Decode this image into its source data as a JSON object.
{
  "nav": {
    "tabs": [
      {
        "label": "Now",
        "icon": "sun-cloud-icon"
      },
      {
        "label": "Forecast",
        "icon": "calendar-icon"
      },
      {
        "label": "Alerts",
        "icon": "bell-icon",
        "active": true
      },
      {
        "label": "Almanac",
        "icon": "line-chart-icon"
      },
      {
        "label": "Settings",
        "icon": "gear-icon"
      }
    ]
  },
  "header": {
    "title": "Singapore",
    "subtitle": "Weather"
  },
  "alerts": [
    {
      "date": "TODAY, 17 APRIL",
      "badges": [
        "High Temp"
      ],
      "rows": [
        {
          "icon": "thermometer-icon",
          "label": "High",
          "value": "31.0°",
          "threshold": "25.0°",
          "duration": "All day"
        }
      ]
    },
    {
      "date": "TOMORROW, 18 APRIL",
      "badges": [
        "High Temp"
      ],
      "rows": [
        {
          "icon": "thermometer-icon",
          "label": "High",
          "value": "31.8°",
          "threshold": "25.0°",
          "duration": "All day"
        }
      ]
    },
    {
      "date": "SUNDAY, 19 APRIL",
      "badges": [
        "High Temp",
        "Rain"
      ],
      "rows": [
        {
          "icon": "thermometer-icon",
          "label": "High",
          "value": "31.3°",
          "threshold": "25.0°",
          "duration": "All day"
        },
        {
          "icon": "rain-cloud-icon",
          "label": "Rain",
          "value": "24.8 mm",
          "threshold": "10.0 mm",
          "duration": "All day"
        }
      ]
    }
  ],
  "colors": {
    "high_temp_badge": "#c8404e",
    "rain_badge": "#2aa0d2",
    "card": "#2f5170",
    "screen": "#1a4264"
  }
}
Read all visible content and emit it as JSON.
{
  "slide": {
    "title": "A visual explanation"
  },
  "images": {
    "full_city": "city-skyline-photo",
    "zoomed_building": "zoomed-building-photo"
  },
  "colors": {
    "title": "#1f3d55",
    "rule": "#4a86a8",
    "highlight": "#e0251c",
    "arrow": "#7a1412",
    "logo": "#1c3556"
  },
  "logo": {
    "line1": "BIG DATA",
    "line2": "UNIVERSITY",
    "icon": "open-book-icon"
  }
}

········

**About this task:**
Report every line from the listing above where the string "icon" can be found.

**Finished task:**
        "icon": "sun-cloud-icon"
        "icon": "calendar-icon"
        "icon": "bell-icon",
        "icon": "line-chart-icon"
        "icon": "gear-icon"
          "icon": "thermometer-icon",
          "icon": "thermometer-icon",
          "icon": "thermometer-icon",
          "icon": "rain-cloud-icon",
    "icon": "open-book-icon"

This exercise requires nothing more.